Walk off the Earth specialise in covers. Covers aren't normally considered an elevated art form, but Walk off the Earth make them into one with new takes that are invariably better (far better) than the originals. Witness if you will the cover of a Gaga song performed with Swedish musician Roomie - Roomie hardly traveled to Burlington and WOTE hardly made their way over the pond to Gothenburg. Yet it works and works brilliantly.
Multi-instrumentalists abound. Sarah plays guitar, ukulele; Marshall plays guitar and bass; Gianni plays drums, bass, guitars, banjo, mandolin, ukulele, microwave, coffee cup and coffee spoon. At least four of them play piano. At least two of them play kazoos in harmony. Gianni plays drums with his mandolin and cymbals with his feet.
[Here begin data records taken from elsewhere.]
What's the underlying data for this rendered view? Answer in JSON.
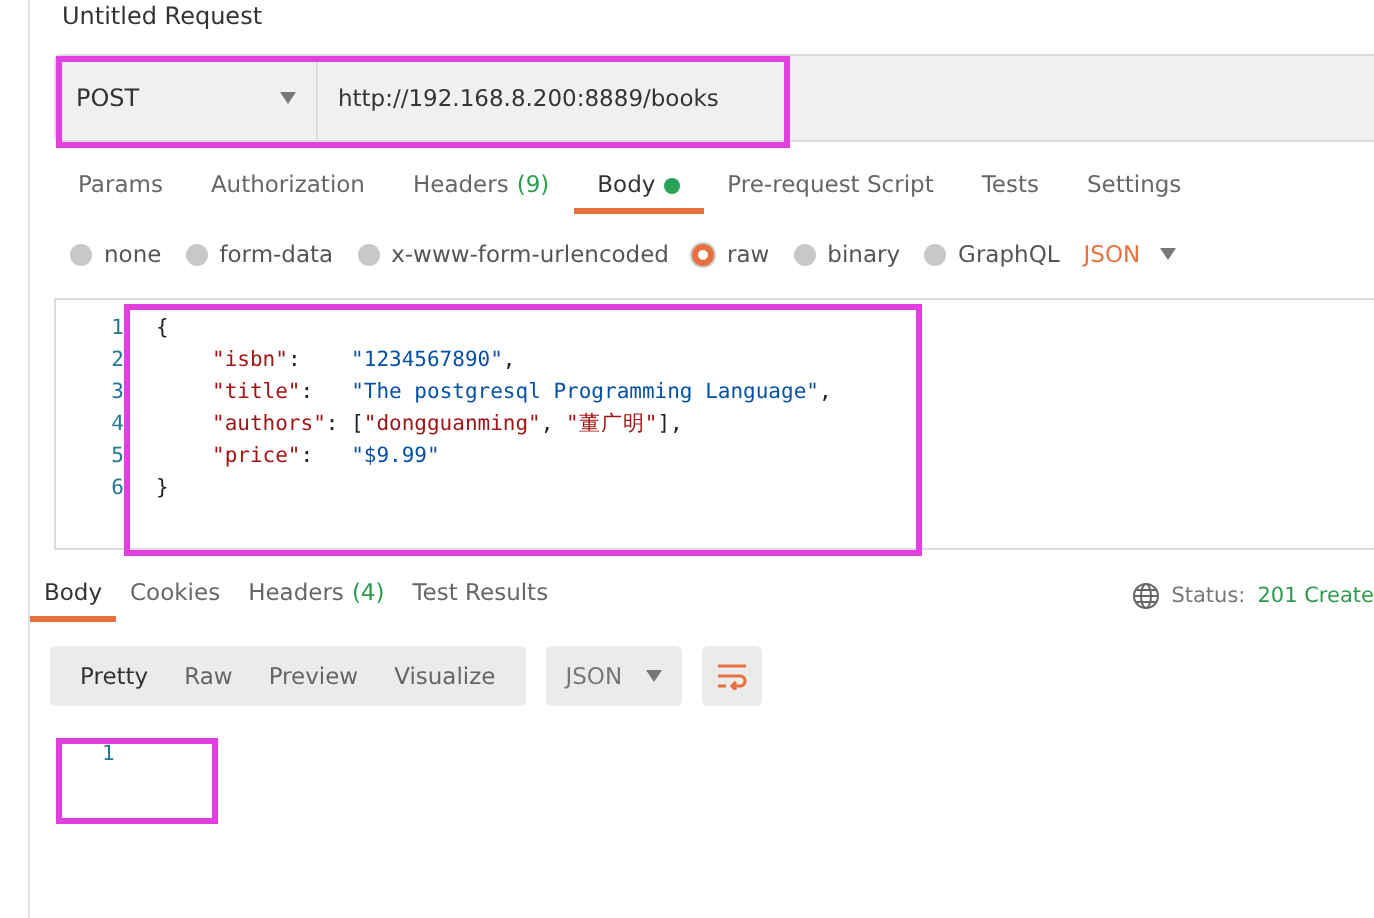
{
  "request_title": "Untitled Request",
  "request": {
    "method": "POST",
    "url": "http://192.168.8.200:8889/books"
  },
  "request_tabs": [
    {
      "label": "Params",
      "selected": false
    },
    {
      "label": "Authorization",
      "selected": false
    },
    {
      "label": "Headers",
      "count": "(9)",
      "selected": false
    },
    {
      "label": "Body",
      "dot": true,
      "selected": true
    },
    {
      "label": "Pre-request Script",
      "selected": false
    },
    {
      "label": "Tests",
      "selected": false
    },
    {
      "label": "Settings",
      "selected": false
    }
  ],
  "body_types": [
    {
      "label": "none",
      "selected": false
    },
    {
      "label": "form-data",
      "selected": false
    },
    {
      "label": "x-www-form-urlencoded",
      "selected": false
    },
    {
      "label": "raw",
      "selected": true
    },
    {
      "label": "binary",
      "selected": false
    },
    {
      "label": "GraphQL",
      "selected": false
    }
  ],
  "body_format": "JSON",
  "editor_lines": [
    {
      "number": "1",
      "tokens": [
        {
          "kind": "punct",
          "text": "{"
        }
      ]
    },
    {
      "number": "2",
      "indented": true,
      "tokens": [
        {
          "kind": "key",
          "text": "\"isbn\""
        },
        {
          "kind": "punct",
          "text": ":    "
        },
        {
          "kind": "string",
          "text": "\"1234567890\""
        },
        {
          "kind": "punct",
          "text": ","
        }
      ]
    },
    {
      "number": "3",
      "indented": true,
      "tokens": [
        {
          "kind": "key",
          "text": "\"title\""
        },
        {
          "kind": "punct",
          "text": ":   "
        },
        {
          "kind": "string",
          "text": "\"The postgresql Programming Language\""
        },
        {
          "kind": "punct",
          "text": ","
        }
      ]
    },
    {
      "number": "4",
      "indented": true,
      "tokens": [
        {
          "kind": "key",
          "text": "\"authors\""
        },
        {
          "kind": "punct",
          "text": ": ["
        },
        {
          "kind": "key",
          "text": "\"dongguanming\""
        },
        {
          "kind": "punct",
          "text": ", "
        },
        {
          "kind": "key",
          "text": "\"董广明\""
        },
        {
          "kind": "punct",
          "text": "],"
        }
      ]
    },
    {
      "number": "5",
      "indented": true,
      "tokens": [
        {
          "kind": "key",
          "text": "\"price\""
        },
        {
          "kind": "punct",
          "text": ":   "
        },
        {
          "kind": "string",
          "text": "\"$9.99\""
        }
      ]
    },
    {
      "number": "6",
      "tokens": [
        {
          "kind": "punct",
          "text": "}"
        }
      ]
    }
  ],
  "response_tabs": [
    {
      "label": "Body",
      "selected": true
    },
    {
      "label": "Cookies",
      "selected": false
    },
    {
      "label": "Headers",
      "count": "(4)",
      "selected": false
    },
    {
      "label": "Test Results",
      "selected": false
    }
  ],
  "status": {
    "label": "Status:",
    "value": "201 Create"
  },
  "view_modes": [
    {
      "label": "Pretty",
      "selected": true
    },
    {
      "label": "Raw",
      "selected": false
    },
    {
      "label": "Preview",
      "selected": false
    },
    {
      "label": "Visualize",
      "selected": false
    }
  ],
  "response_format": "JSON",
  "response_lines": [
    "1"
  ]
}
WOTE also employ a troop of 'stage hands' when making their clips. It's not uncommon to see them tossing instruments through the air, catching new instruments at the same time. All of this is done with great precision. They even have a clip at YouTube which shows how this is done.
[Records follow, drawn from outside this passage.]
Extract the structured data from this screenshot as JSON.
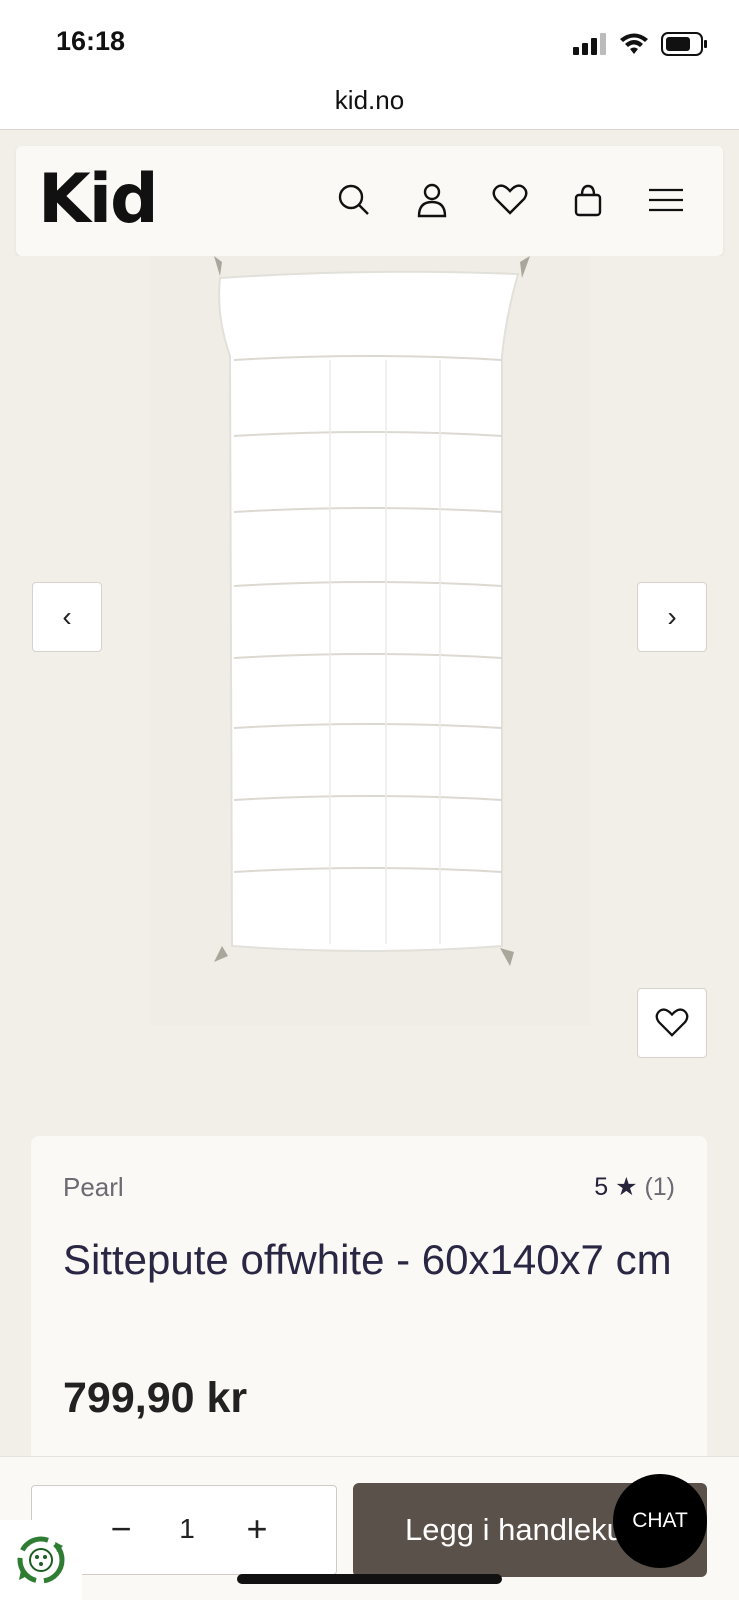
{
  "status_bar": {
    "time": "16:18"
  },
  "browser": {
    "url": "kid.no"
  },
  "header": {
    "logo": "Kid",
    "icons": [
      "search-icon",
      "account-icon",
      "wishlist-icon",
      "cart-icon",
      "menu-icon"
    ]
  },
  "gallery": {
    "prev_symbol": "‹",
    "next_symbol": "›"
  },
  "product": {
    "brand": "Pearl",
    "rating_value": "5 ★",
    "rating_count": "(1)",
    "title": "Sittepute offwhite - 60x140x7 cm",
    "price": "799,90 kr"
  },
  "purchase": {
    "minus": "−",
    "quantity": "1",
    "plus": "+",
    "add_to_cart": "Legg i handlekurv"
  },
  "chat": {
    "label": "CHAT"
  },
  "colors": {
    "background": "#f2efe8",
    "card": "#faf9f5",
    "button_dark": "#5b514b",
    "text_dark": "#26233a",
    "badge_green": "#2e7d32"
  }
}
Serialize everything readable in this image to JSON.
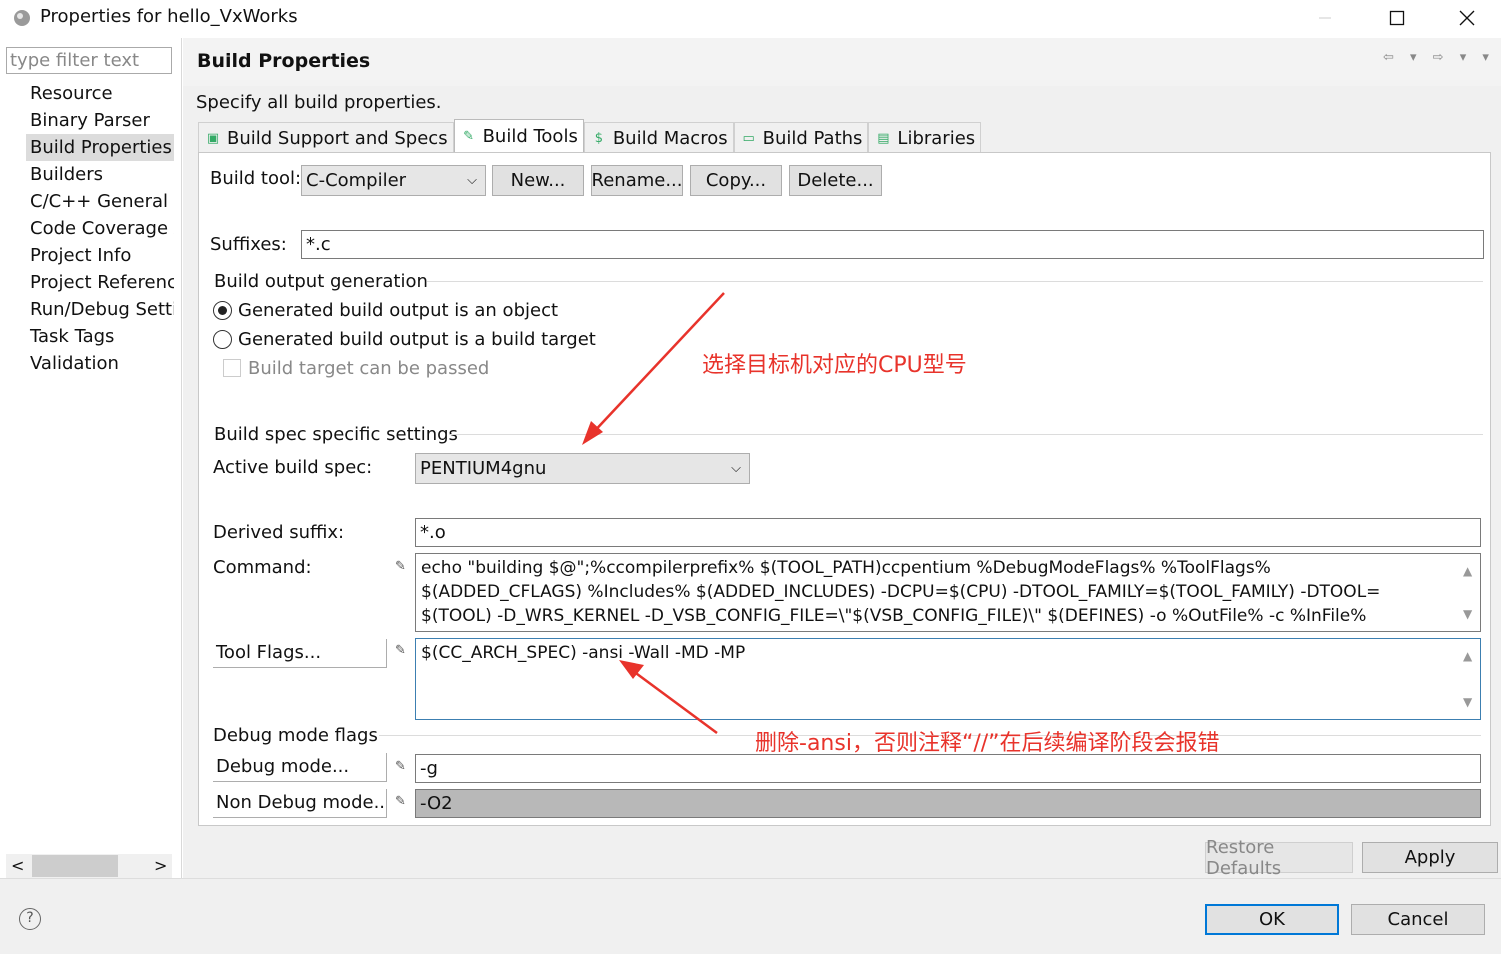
{
  "window": {
    "title": "Properties for hello_VxWorks",
    "minimize_icon": "minimize-icon",
    "maximize_icon": "maximize-icon",
    "close_icon": "close-icon"
  },
  "sidebar": {
    "filter_placeholder": "type filter text",
    "items": [
      {
        "label": "Resource"
      },
      {
        "label": "Binary Parser"
      },
      {
        "label": "Build Properties",
        "selected": true
      },
      {
        "label": "Builders"
      },
      {
        "label": "C/C++ General"
      },
      {
        "label": "Code Coverage A"
      },
      {
        "label": "Project Info"
      },
      {
        "label": "Project Reference"
      },
      {
        "label": "Run/Debug Setti"
      },
      {
        "label": "Task Tags"
      },
      {
        "label": "Validation"
      }
    ],
    "scroll_left": "<",
    "scroll_right": ">"
  },
  "header": {
    "title": "Build Properties",
    "nav_arrows": "⇦ ▾ ⇨ ▾ ▾"
  },
  "main": {
    "subtitle": "Specify all build properties.",
    "tabs": [
      {
        "label": "Build Support and Specs",
        "icon": "build-support-icon",
        "glyph": "▣"
      },
      {
        "label": "Build Tools",
        "icon": "build-tools-icon",
        "glyph": "✎",
        "active": true
      },
      {
        "label": "Build Macros",
        "icon": "build-macros-icon",
        "glyph": "$"
      },
      {
        "label": "Build Paths",
        "icon": "build-paths-icon",
        "glyph": "▭"
      },
      {
        "label": "Libraries",
        "icon": "libraries-icon",
        "glyph": "▤"
      }
    ],
    "build_tool": {
      "label": "Build tool:",
      "value": "C-Compiler",
      "new_label": "New...",
      "rename_label": "Rename...",
      "copy_label": "Copy...",
      "delete_label": "Delete..."
    },
    "suffixes": {
      "label": "Suffixes:",
      "value": "*.c"
    },
    "output_group": {
      "title": "Build output generation",
      "radio_object": "Generated build output is an object",
      "radio_target": "Generated build output is a build target",
      "checkbox_pass": "Build target can be passed"
    },
    "spec_group": {
      "title": "Build spec specific settings",
      "active_label": "Active build spec:",
      "active_value": "PENTIUM4gnu",
      "derived_label": "Derived suffix:",
      "derived_value": "*.o",
      "command_label": "Command:",
      "command_lines": [
        "echo \"building $@\";%ccompilerprefix% $(TOOL_PATH)ccpentium %DebugModeFlags% %ToolFlags%",
        "$(ADDED_CFLAGS) %Includes% $(ADDED_INCLUDES) -DCPU=$(CPU) -DTOOL_FAMILY=$(TOOL_FAMILY) -DTOOL=",
        "$(TOOL) -D_WRS_KERNEL  -D_VSB_CONFIG_FILE=\\\"$(VSB_CONFIG_FILE)\\\"   $(DEFINES) -o %OutFile% -c %InFile%"
      ],
      "tool_flags_label": "Tool Flags...",
      "tool_flags_value": "$(CC_ARCH_SPEC)  -ansi  -Wall   -MD -MP"
    },
    "debug_group": {
      "title": "Debug mode flags",
      "debug_label": "Debug mode...",
      "debug_value": "-g",
      "nondebug_label": "Non Debug mode...",
      "nondebug_value": "-O2"
    },
    "annotations": {
      "cpu_note": "选择目标机对应的CPU型号",
      "ansi_note": "删除-ansi，否则注释“//”在后续编译阶段会报错"
    },
    "restore_defaults_label": "Restore Defaults",
    "apply_label": "Apply"
  },
  "footer": {
    "help_icon": "help-icon",
    "ok_label": "OK",
    "cancel_label": "Cancel"
  },
  "colors": {
    "annotation": "#e8332b",
    "panel_bg": "#f0f0f0",
    "ok_border": "#0078d7"
  }
}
They're entertaining. You'll be entertained like you haven't been in years. At the end of the day it's not enough to hit the right notes - one has to be entertaining as well. Artists have to 'mach Schau' as the Beatles were told to do at the Star Club. The old adage that we no longer need to own our music, only listen to it, is yesterday - today we need to watch our music as well.
It might take you a week to get through the entire Walk off the Earth catalogue at YouTube. You also have to get through the Gianni and Sarah catalogue, the Sarah Blackwood catalogue, and the Creepshow catalogue too. That can take a while. And once you've been through it once, you're going to want to go through it again. And again. Walk off the Earth are more than a breath of fresh air, a subtle zephyr. They're more like a tornado. And they're more fun in music than you've experienced in years.
Walk off the Earth are simultaneously to music what The Pirate Bay are to lateral information sharing and WikiLeaks are to transparency. They say quite emphatically that musicians everywhere should take note: they have no Brian Epstein, no George Martin, no international contract with EMI. Nor are they looking for any. They're able to achieve great success completely on their own and want to keep it that way.